*WHAT THIS TASK INVOLVES:* If a line of the records contains the string "date", copy it out.

[Data records]
%%

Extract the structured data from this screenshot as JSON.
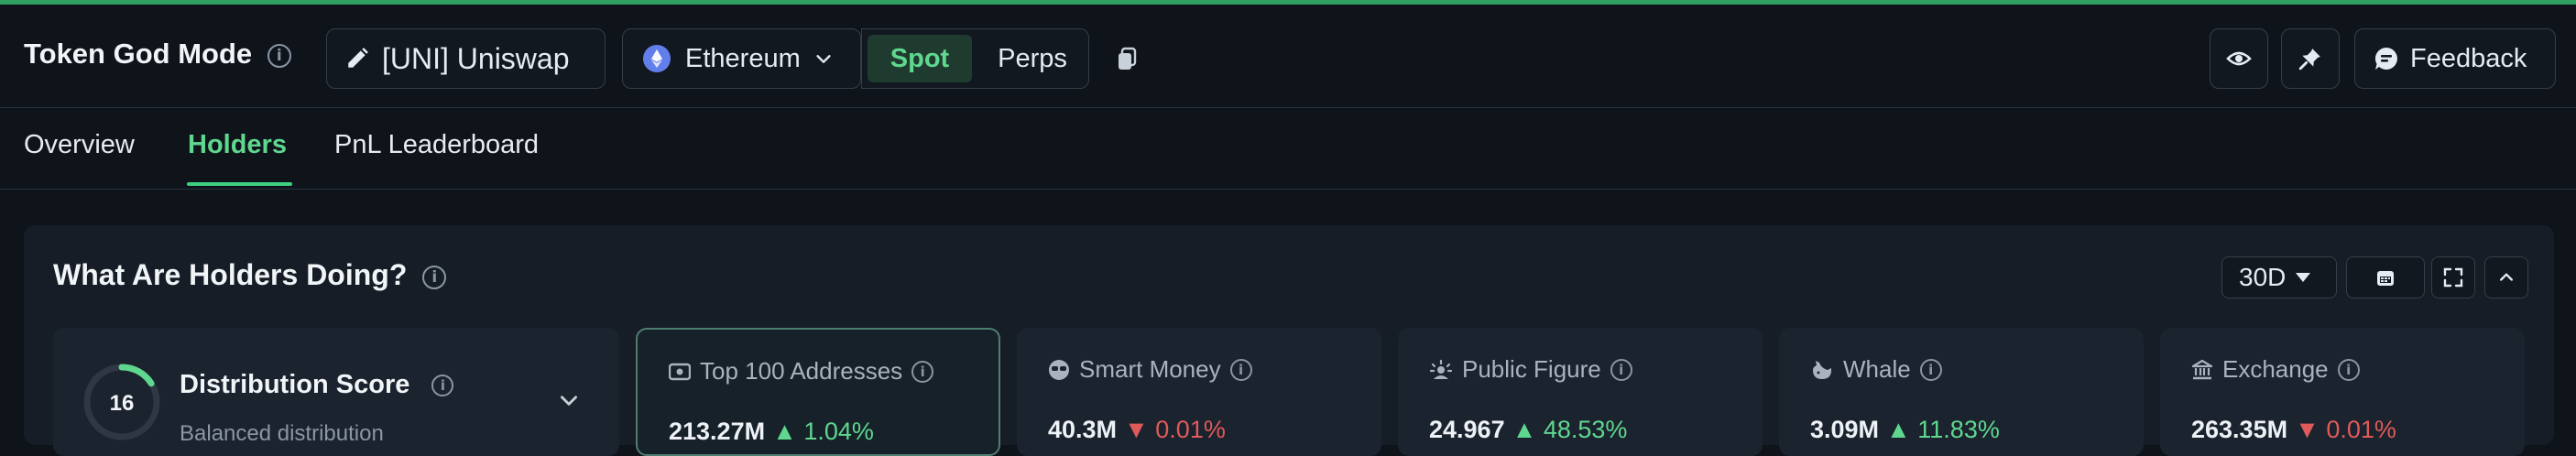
{
  "header": {
    "title": "Token God Mode",
    "token_label": "[UNI] Uniswap",
    "chain_label": "Ethereum",
    "market_options": [
      "Spot",
      "Perps"
    ],
    "selected_market": "Spot",
    "feedback_label": "Feedback"
  },
  "tabs": [
    {
      "label": "Overview",
      "active": false
    },
    {
      "label": "Holders",
      "active": true
    },
    {
      "label": "PnL Leaderboard",
      "active": false
    }
  ],
  "panel": {
    "title": "What Are Holders Doing?",
    "period": "30D",
    "distribution": {
      "score": "16",
      "score_fraction": 0.16,
      "title": "Distribution Score",
      "subtitle": "Balanced distribution"
    },
    "cards": [
      {
        "label": "Top 100 Addresses",
        "icon": "wallet-icon",
        "value": "213.27M",
        "change": "1.04%",
        "direction": "up",
        "selected": true
      },
      {
        "label": "Smart Money",
        "icon": "smart-money-icon",
        "value": "40.3M",
        "change": "0.01%",
        "direction": "down",
        "selected": false
      },
      {
        "label": "Public Figure",
        "icon": "public-figure-icon",
        "value": "24.967",
        "change": "48.53%",
        "direction": "up",
        "selected": false
      },
      {
        "label": "Whale",
        "icon": "whale-icon",
        "value": "3.09M",
        "change": "11.83%",
        "direction": "up",
        "selected": false
      },
      {
        "label": "Exchange",
        "icon": "exchange-icon",
        "value": "263.35M",
        "change": "0.01%",
        "direction": "down",
        "selected": false
      }
    ]
  },
  "colors": {
    "background": "#0f141b",
    "accent_green": "#5fd78f",
    "negative_red": "#e05a5a",
    "ethereum": "#627eea"
  }
}
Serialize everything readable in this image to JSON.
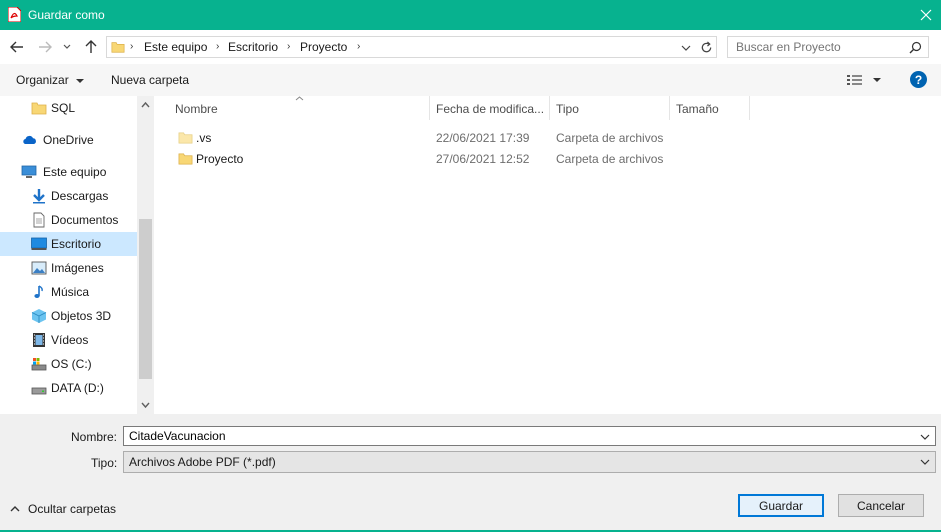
{
  "window": {
    "title": "Guardar como",
    "accent": "#07b28f"
  },
  "nav": {
    "path": [
      "Este equipo",
      "Escritorio",
      "Proyecto"
    ],
    "search_placeholder": "Buscar en Proyecto"
  },
  "toolbar": {
    "organize_label": "Organizar",
    "new_folder_label": "Nueva carpeta"
  },
  "sidebar": {
    "items": [
      {
        "label": "SQL",
        "icon": "folder-icon"
      },
      {
        "label": "OneDrive",
        "icon": "cloud-icon"
      },
      {
        "label": "Este equipo",
        "icon": "computer-icon"
      },
      {
        "label": "Descargas",
        "icon": "download-icon"
      },
      {
        "label": "Documentos",
        "icon": "document-icon"
      },
      {
        "label": "Escritorio",
        "icon": "desktop-icon"
      },
      {
        "label": "Imágenes",
        "icon": "image-icon"
      },
      {
        "label": "Música",
        "icon": "music-icon"
      },
      {
        "label": "Objetos 3D",
        "icon": "cube-icon"
      },
      {
        "label": "Vídeos",
        "icon": "video-icon"
      },
      {
        "label": "OS (C:)",
        "icon": "drive-icon"
      },
      {
        "label": "DATA (D:)",
        "icon": "drive-icon"
      }
    ]
  },
  "filelist": {
    "columns": [
      "Nombre",
      "Fecha de modifica...",
      "Tipo",
      "Tamaño"
    ],
    "rows": [
      {
        "name": ".vs",
        "date": "22/06/2021 17:39",
        "type": "Carpeta de archivos"
      },
      {
        "name": "Proyecto",
        "date": "27/06/2021 12:52",
        "type": "Carpeta de archivos"
      }
    ]
  },
  "form": {
    "name_label": "Nombre:",
    "name_value": "CitadeVacunacion",
    "type_label": "Tipo:",
    "type_value": "Archivos Adobe PDF (*.pdf)",
    "save_label": "Guardar",
    "cancel_label": "Cancelar",
    "hide_folders_label": "Ocultar carpetas"
  }
}
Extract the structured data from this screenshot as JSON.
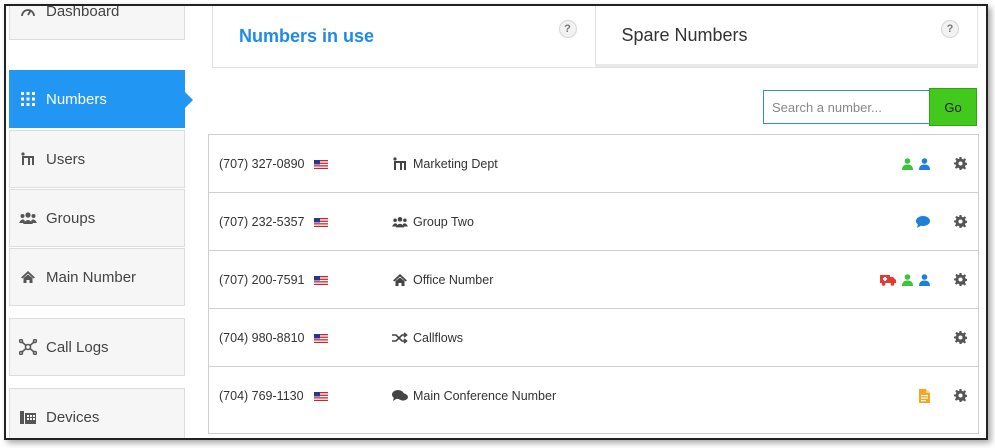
{
  "sidebar": {
    "items": [
      {
        "label": "Dashboard",
        "icon": "dashboard-icon"
      },
      {
        "label": "Numbers",
        "icon": "grid-icon",
        "active": true
      },
      {
        "label": "Users",
        "icon": "user-tree-icon"
      },
      {
        "label": "Groups",
        "icon": "group-icon"
      },
      {
        "label": "Main Number",
        "icon": "home-icon"
      },
      {
        "label": "Call Logs",
        "icon": "call-logs-icon"
      },
      {
        "label": "Devices",
        "icon": "device-icon"
      }
    ]
  },
  "tabs": [
    {
      "label": "Numbers in use",
      "help": "?"
    },
    {
      "label": "Spare Numbers",
      "help": "?"
    }
  ],
  "search": {
    "placeholder": "Search a number...",
    "go_label": "Go"
  },
  "numbers": [
    {
      "number": "(707) 327-0890",
      "owner": "Marketing Dept",
      "owner_icon": "user-tree-icon",
      "features": [
        "green-user-icon",
        "blue-user-icon"
      ]
    },
    {
      "number": "(707) 232-5357",
      "owner": "Group Two",
      "owner_icon": "group-icon",
      "features": [
        "chat-bubble-icon"
      ]
    },
    {
      "number": "(707) 200-7591",
      "owner": "Office Number",
      "owner_icon": "home-icon",
      "features": [
        "ambulance-icon",
        "green-user-icon",
        "blue-user-icon"
      ]
    },
    {
      "number": "(704) 980-8810",
      "owner": "Callflows",
      "owner_icon": "shuffle-icon",
      "features": []
    },
    {
      "number": "(704) 769-1130",
      "owner": "Main Conference Number",
      "owner_icon": "conference-icon",
      "features": [
        "document-icon"
      ]
    }
  ],
  "colors": {
    "accent": "#2196f3",
    "go": "#43c91e",
    "green_user": "#3cc53c",
    "blue_user": "#1e7fd6",
    "ambulance": "#e53935",
    "document": "#f5a623"
  }
}
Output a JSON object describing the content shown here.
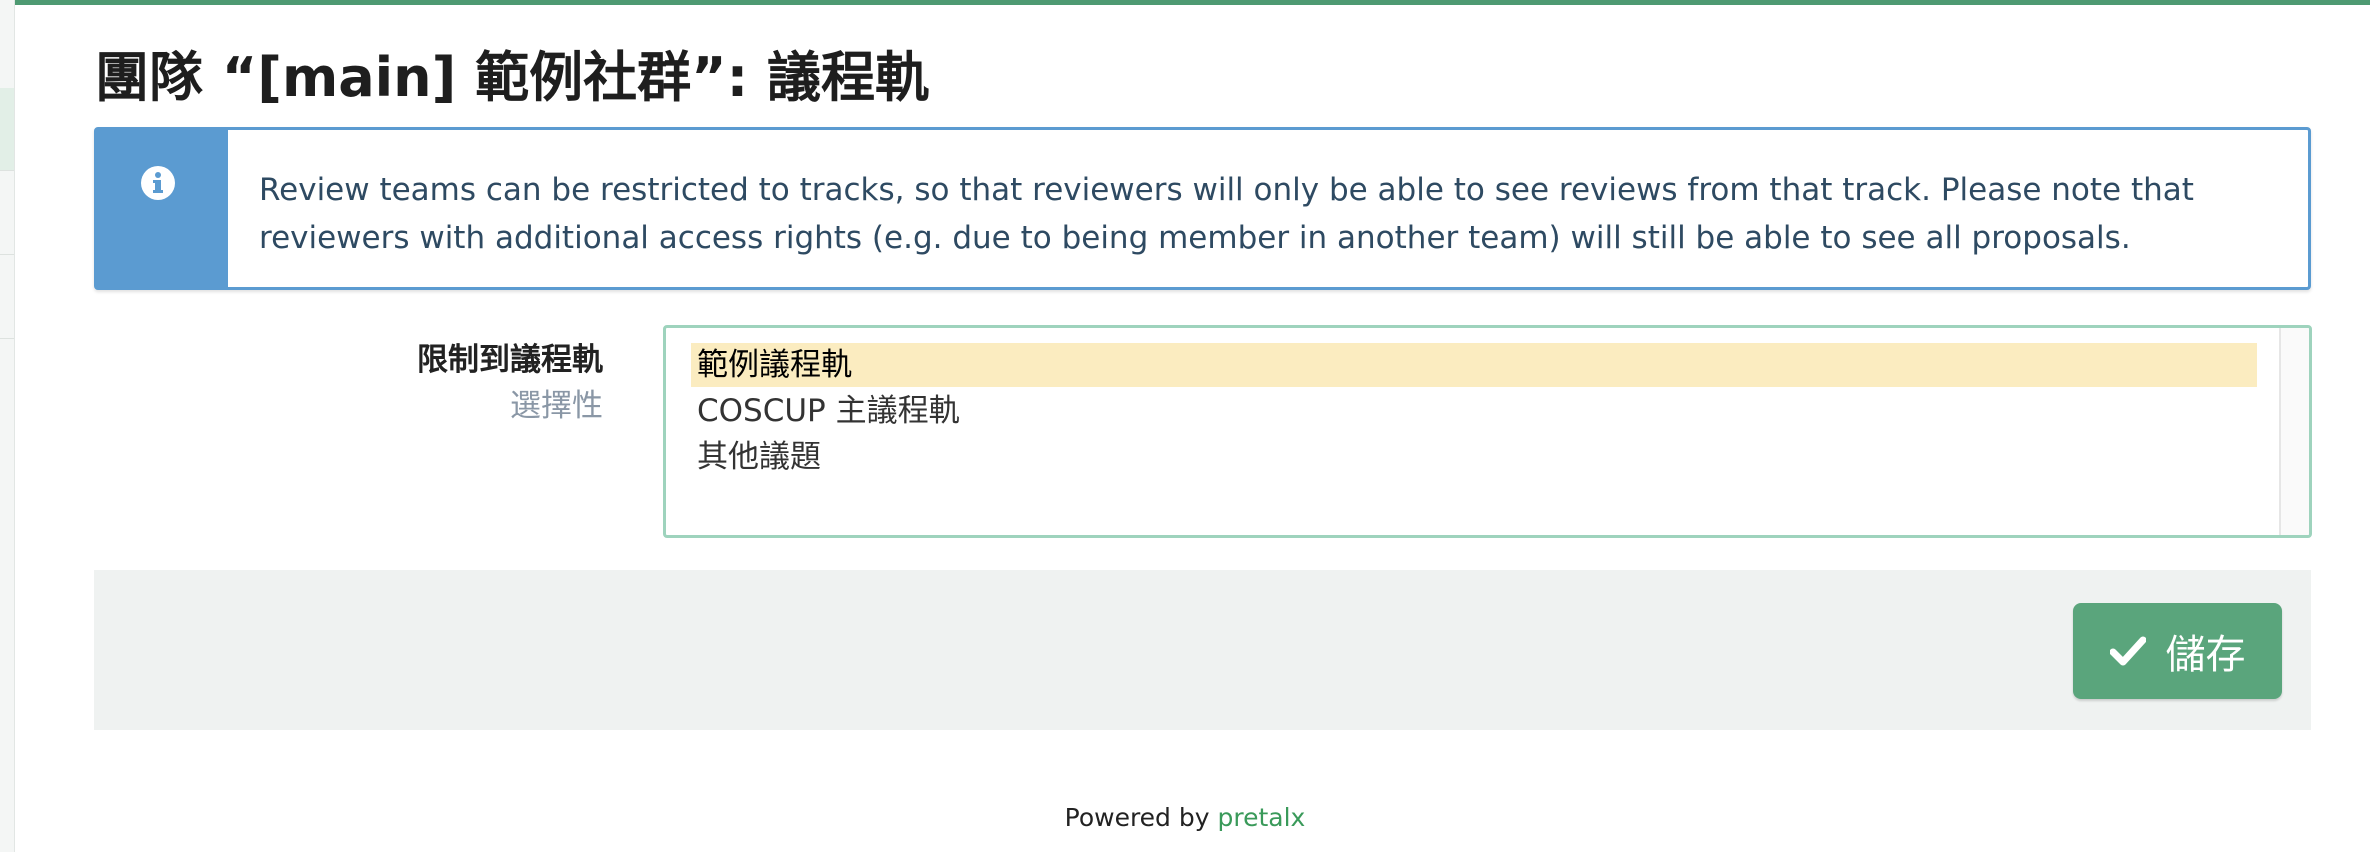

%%

*ANSWER TO THE PROBLEM:*
        "date": "22/06/2021 17:39",
        "date": "27/06/2021 12:52",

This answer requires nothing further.